HOW TO COMPLETE THIS TASK: Pictures aside, write out every record exactly as it appears.

[Records drawn from a dataset]
★ ★ ★ ★ ★ ★ ★
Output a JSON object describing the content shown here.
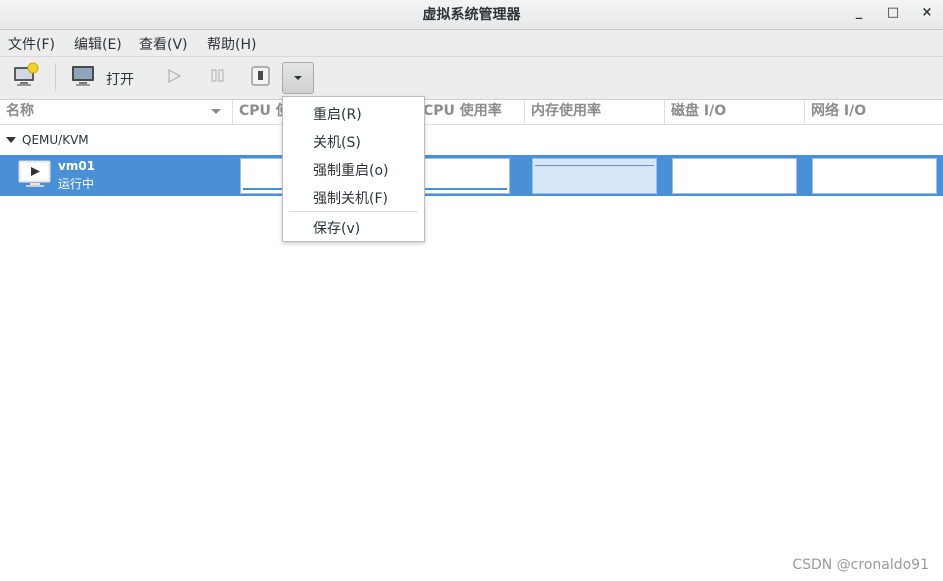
{
  "window": {
    "title": "虚拟系统管理器",
    "minimize": "_",
    "maximize": "□",
    "close": "×"
  },
  "menubar": {
    "items": [
      {
        "label": "文件(F)"
      },
      {
        "label": "编辑(E)"
      },
      {
        "label": "查看(V)"
      },
      {
        "label": "帮助(H)"
      }
    ]
  },
  "toolbar": {
    "open_label": "打开"
  },
  "columns": {
    "name": "名称",
    "cpu": "CPU 使",
    "host_cpu": "CPU 使用率",
    "memory": "内存使用率",
    "disk": "磁盘 I/O",
    "network": "网络 I/O"
  },
  "connection": {
    "label": "QEMU/KVM"
  },
  "vm": {
    "name": "vm01",
    "status": "运行中"
  },
  "shutdown_menu": {
    "items": [
      {
        "label": "重启(R)"
      },
      {
        "label": "关机(S)"
      },
      {
        "label": "强制重启(o)"
      },
      {
        "label": "强制关机(F)"
      },
      {
        "label": "保存(v)"
      }
    ]
  },
  "watermark": "CSDN @cronaldo91",
  "colors": {
    "selection": "#4a90d9",
    "background": "#ffffff",
    "chrome": "#ededed"
  }
}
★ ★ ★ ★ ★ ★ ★
RESULT OF THE TASK:
Output a JSON object describing the content shown here.
{
  "window": {
    "title": "虚拟系统管理器",
    "minimize": "_",
    "maximize": "□",
    "close": "×"
  },
  "menubar": {
    "items": [
      {
        "label": "文件(F)"
      },
      {
        "label": "编辑(E)"
      },
      {
        "label": "查看(V)"
      },
      {
        "label": "帮助(H)"
      }
    ]
  },
  "toolbar": {
    "open_label": "打开"
  },
  "columns": {
    "name": "名称",
    "cpu": "CPU 使",
    "host_cpu": "CPU 使用率",
    "memory": "内存使用率",
    "disk": "磁盘 I/O",
    "network": "网络 I/O"
  },
  "connection": {
    "label": "QEMU/KVM"
  },
  "vm": {
    "name": "vm01",
    "status": "运行中"
  },
  "shutdown_menu": {
    "items": [
      {
        "label": "重启(R)"
      },
      {
        "label": "关机(S)"
      },
      {
        "label": "强制重启(o)"
      },
      {
        "label": "强制关机(F)"
      },
      {
        "label": "保存(v)"
      }
    ]
  },
  "watermark": "CSDN @cronaldo91",
  "colors": {
    "selection": "#4a90d9",
    "background": "#ffffff",
    "chrome": "#ededed"
  }
}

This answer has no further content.